An analysis of the social network's annual accounts, which were published today at Companies House, revealed that it paid just £238,000 tax last year, the Evening Standard reports.
Facebook's UK arm reported a turnover of £20.4 million last year, but independent research firm Enders Analysis estimated that the actual figure was closer to £175 million.
The company is said to divert most of its sales through Ireland, which has a lower corporation tax than the UK.
Labour MP John Mann, who sits on the Treasury Committee, called the revelations "disingenuous and immoral".
He said that Facebook and other web-based companies "benefit enormously from the country's internet infrastructure but do nothing to fund it".
Facebook isn't the only tech company to face such claims. Amazon faced an investigation by UK tax authorities earlier this year over claims it had paid no corporation tax for three years.
Google also came under the spotlight after it emerged that the search giant had paid just £6 million to the Treasury last year, despite making UK profits of £395 million.
Facebook declined to comment on its UK turnover, saying: "As is normal for an organisation operating in dozens of countries we file reports about local operations.
"The information does not necessarily present a full account of overall global financial performance so it would be a mistake to draw any conclusions from these filings."

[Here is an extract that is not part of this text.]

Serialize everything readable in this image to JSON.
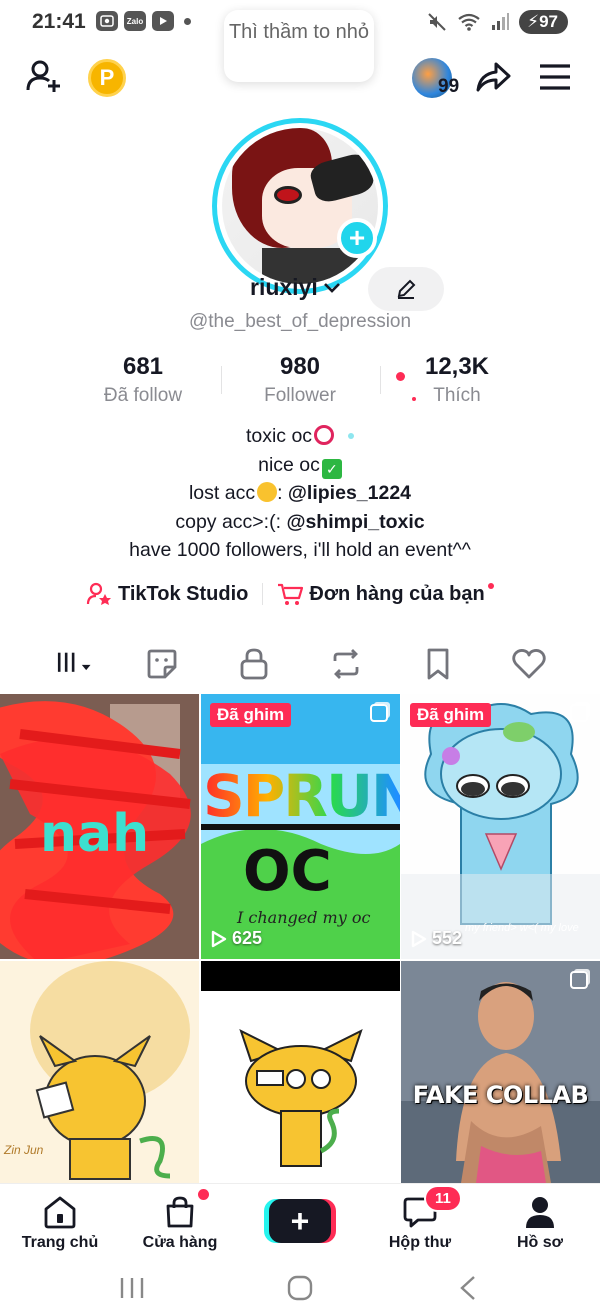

It was recently revealed that Facebook has developed a new 'want' button as part of its push towards a bigger role in e-commerce.